Despite the number of women in Australia who experience violence at the hands of their intimate partners, domestic violence is still an issue that is highly stigmatised. This is evidenced by our national conversation, which persists in questioning the choices of the victim ("Why doesn't she leave?") rather than asking why the perpetrators are violent towards women, or questioning in what ways our culture and society enables such prolific violence to take place.
It is little wonder why these attitudes persist when you look at the media coverage of efforts to support victims of domestic violence to remain in the workplace.
On Friday, The Australian published a cartoon featuring a man reading about the availability of paid leave for people experiencing domestic violence. He turns to his partner and encourages her to hit him over the head with a wine bottle, ostensibly to enjoy the 'largesse' of domestic violence leave -- an entitlement that seeks to protect victims of domestic violence when they are at their most vulnerable.
The ignorance is disappointing, but the lack of empathy is staggering.
Approximately 1.4 million Australian women are living in an abusive relationship, or have done so in the past. Of these women, about 800,000 are in the paid workforce.
For those who oppose the idea of workplace policies for employees experiencing violence on the basis of the cost to business, let us be clear: businesses are already feeling the cost of domestic violence.
For employees who have experienced domestic violence, nearly half report the violence affected their capacity to get to work (including by physical injury or restraint, hiding car keys or failing to care for children). Their work performance is impacted, with employees feeling anxious, distracted and unwell, having to take time off and being late to work. By 2021-22, KPMG estimates that domestic violence will cost the Australian economy $9.9 billion per year, including $609 million in production-related costs (such as absenteeism or turnover).
When we implement workplace policies to support people experiencing violence, our hope is to lessen the impact -- primarily on the person experiencing violence, but also on the workplace and on the community.
Domestic violence isn't something workplaces can afford to ignore. Domestic violence actually carries into the workplace for one in five women experiencing domestic violence -- with abusive phone calls, threatening emails and perpetrators turning up to the workplace. These real and immediate threats to employee safety need to be something workplaces are aware of and prepared for.

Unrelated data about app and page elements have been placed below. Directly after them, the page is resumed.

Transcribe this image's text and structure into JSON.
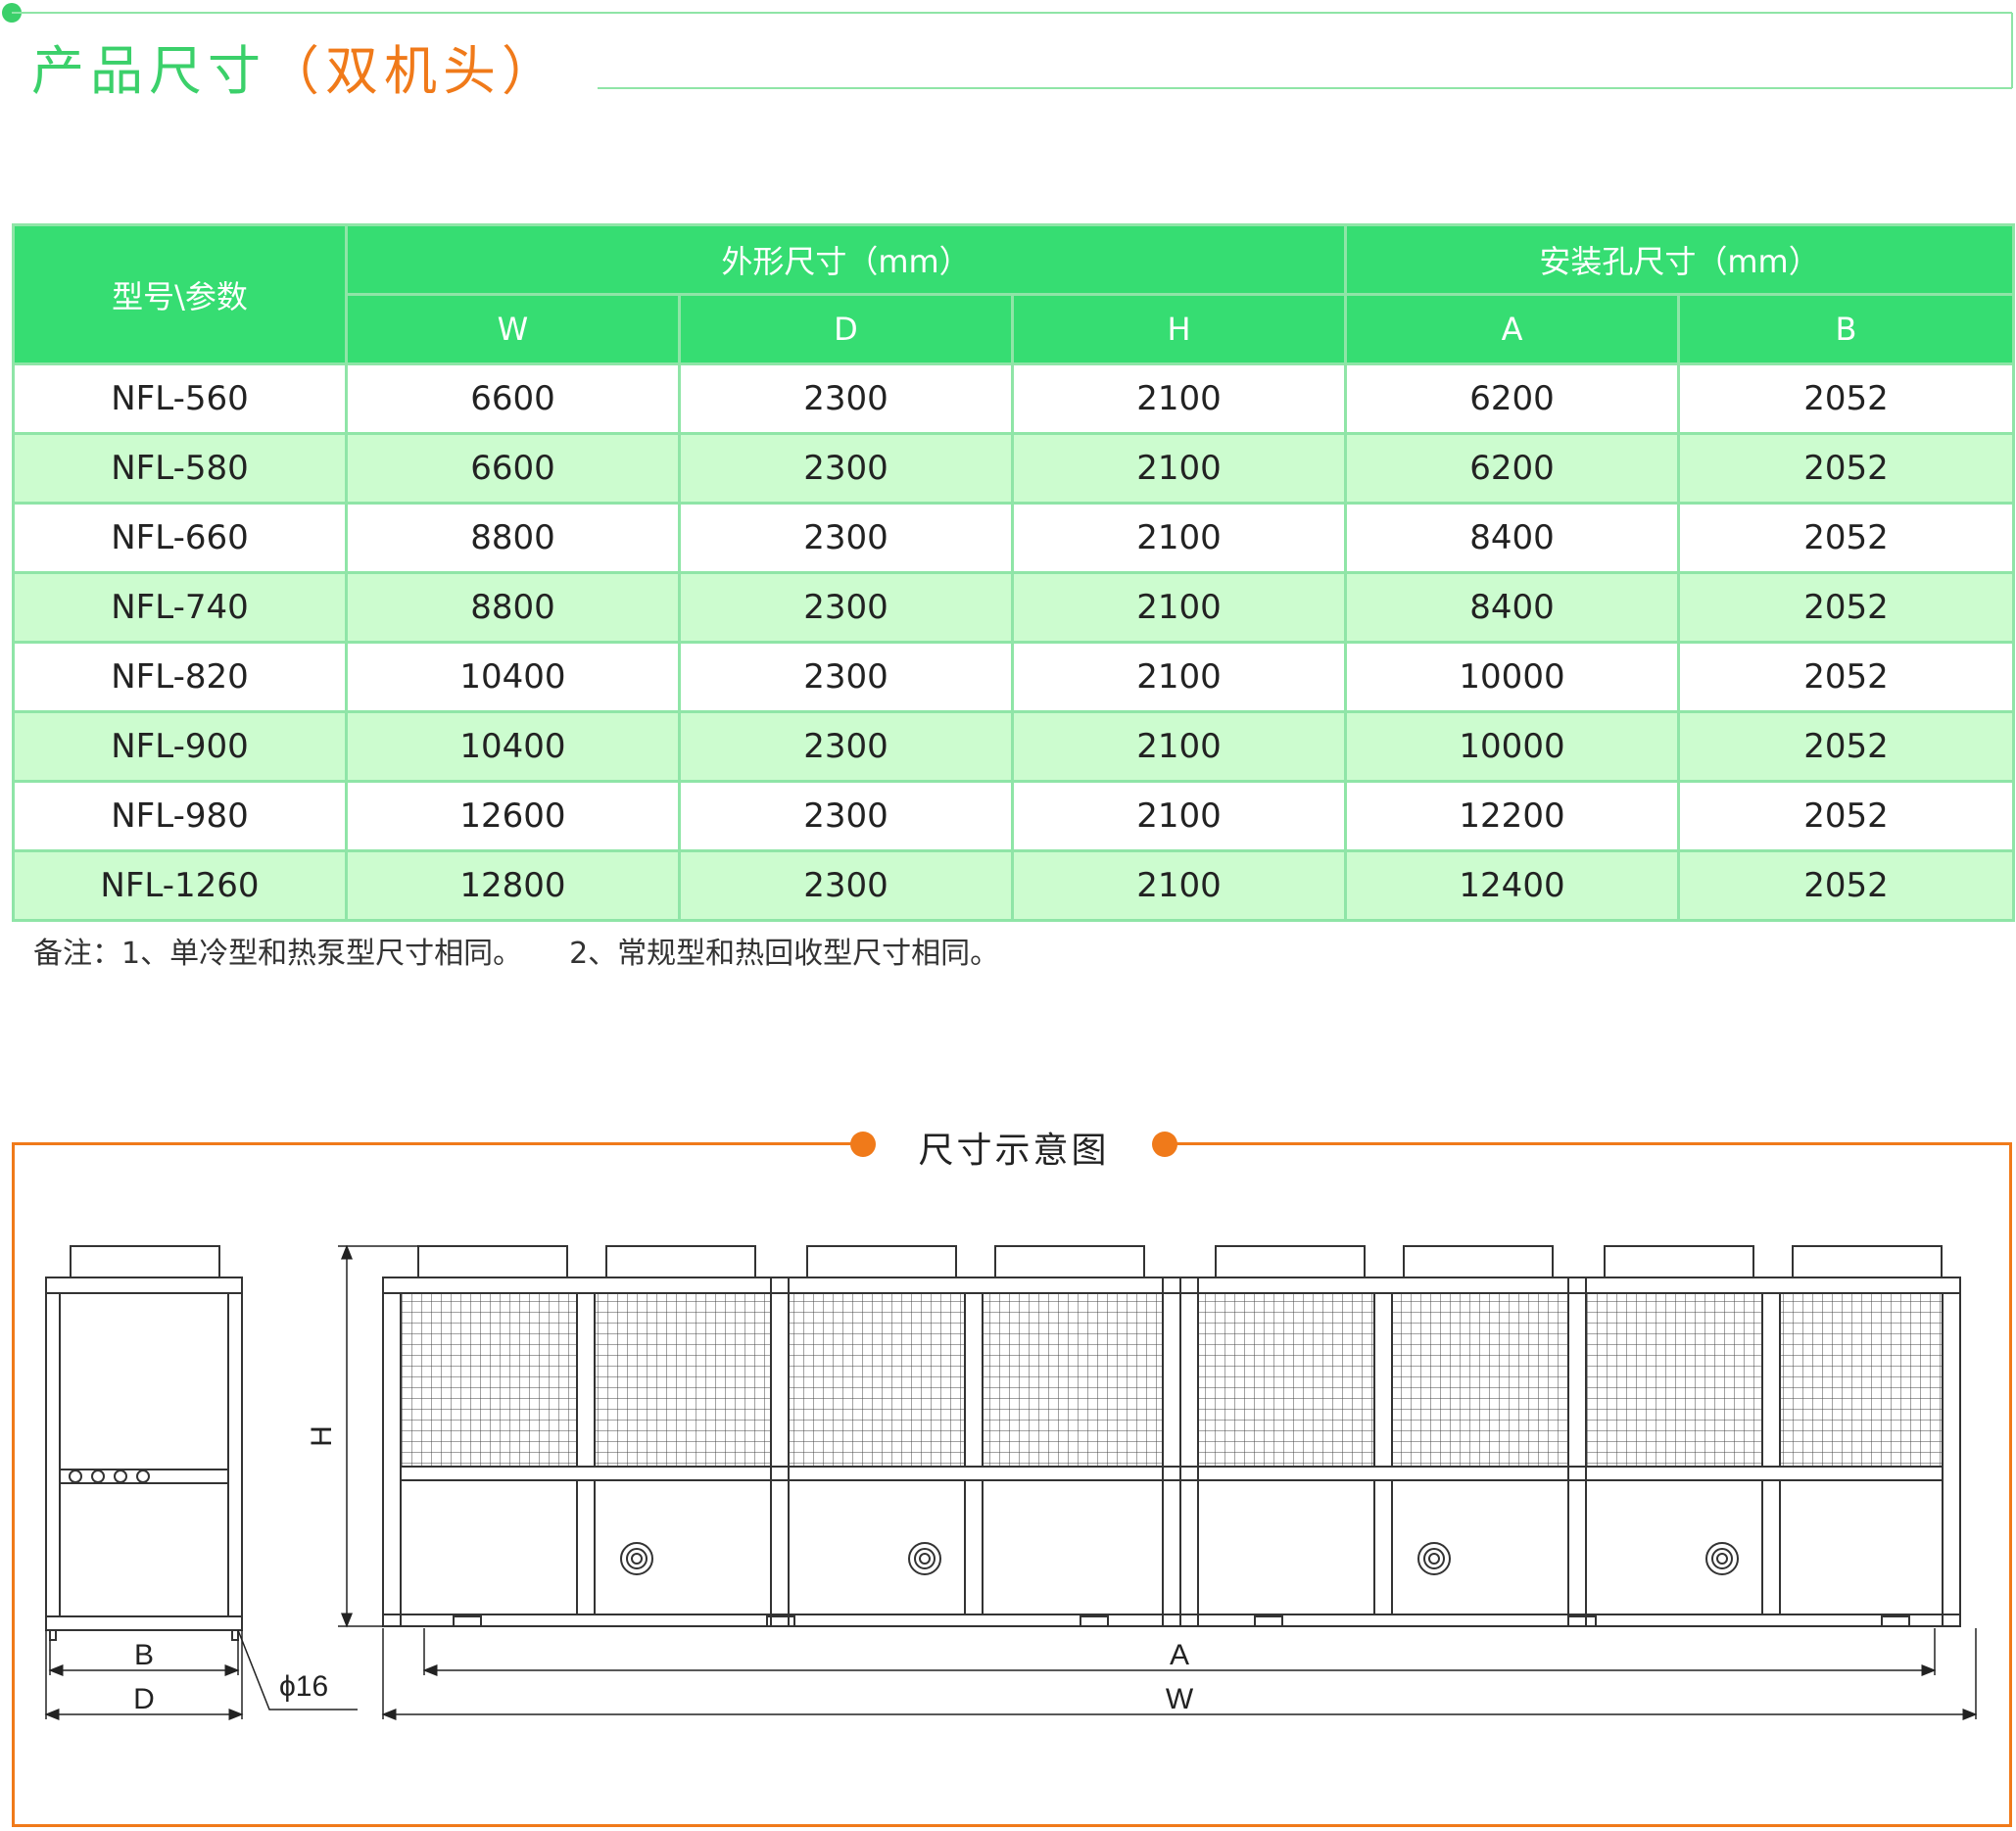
{
  "title": {
    "main": "产品尺寸",
    "sub": "（双机头）"
  },
  "table": {
    "param_header": "型号\\参数",
    "group_outer": "外形尺寸（mm）",
    "group_mount": "安装孔尺寸（mm）",
    "columns": [
      "W",
      "D",
      "H",
      "A",
      "B"
    ],
    "rows": [
      [
        "NFL-560",
        "6600",
        "2300",
        "2100",
        "6200",
        "2052"
      ],
      [
        "NFL-580",
        "6600",
        "2300",
        "2100",
        "6200",
        "2052"
      ],
      [
        "NFL-660",
        "8800",
        "2300",
        "2100",
        "8400",
        "2052"
      ],
      [
        "NFL-740",
        "8800",
        "2300",
        "2100",
        "8400",
        "2052"
      ],
      [
        "NFL-820",
        "10400",
        "2300",
        "2100",
        "10000",
        "2052"
      ],
      [
        "NFL-900",
        "10400",
        "2300",
        "2100",
        "10000",
        "2052"
      ],
      [
        "NFL-980",
        "12600",
        "2300",
        "2100",
        "12200",
        "2052"
      ],
      [
        "NFL-1260",
        "12800",
        "2300",
        "2100",
        "12400",
        "2052"
      ]
    ]
  },
  "note": {
    "part1": "备注：1、单冷型和热泵型尺寸相同。",
    "part2": "2、常规型和热回收型尺寸相同。"
  },
  "diagram": {
    "title": "尺寸示意图",
    "labels": {
      "B": "B",
      "D": "D",
      "pipe": "ϕ16",
      "H": "H",
      "A": "A",
      "W": "W"
    }
  },
  "colors": {
    "accent_green": "#36dd72",
    "row_alt_green": "#ccfccf",
    "title_orange": "#f07a1a",
    "title_green": "#3bd06a"
  }
}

Workplace policies are also critical because they support people experiencing violence to remain in paid employment. For a woman experiencing domestic violence, economic factors are the largest predictor of whether she stays, leaves or goes back to an abusive relationship. Ensuring those experiencing violence can remain in the workforce means they can maintain their economic independence and vital support networks out of the home.
Many organisations -- including Telstra, NAB, and KPMG -- have introduced workplace policies on domestic violence, with common provisions including safety planning (for example changes to contact details or a security escort to their car), access to the Employee Assistance Program which provides free counselling, flexible work arrangements and clauses providing paid leave for those experiencing violence. This leave is typically an additional entitlement to sick leave or annual leave, in recognition of the many additional issues and stressors those experiencing domestic violence have to deal with, such as filing police reports, moving into new accommodation and attending court.
For people who require domestic violence leave, the idea of disclosing their experience of violence is often deeply distressing and highly stressful. They fear judgement, ridicule, breach of privacy, retribution, damage to their career or not being believed. In many cases, their fears are justified.
Cartoons like the one featured in The Australian further isolate those experiencing violence and perpetuate the stigma surrounding the issue. They convey the message that it is okay to laugh at the experience of those suffering domestic violence and trivialise their requests for help.
As workplaces explore the best ways they can support their people experiencing violence, we need to debate ideas and share best practice in a way that doesn't downplay the serious criminal offences committed by perpetrators, or diminish the pain and suffering of those experiencing violence.
Given the widespread nature of domestic violence in Australia, we will only be able to create significant change if we bring the whole community together and work in partnership. All of us -- including workplaces and the media -- have a role to play in decreasing the prevalence and impact of domestic violence.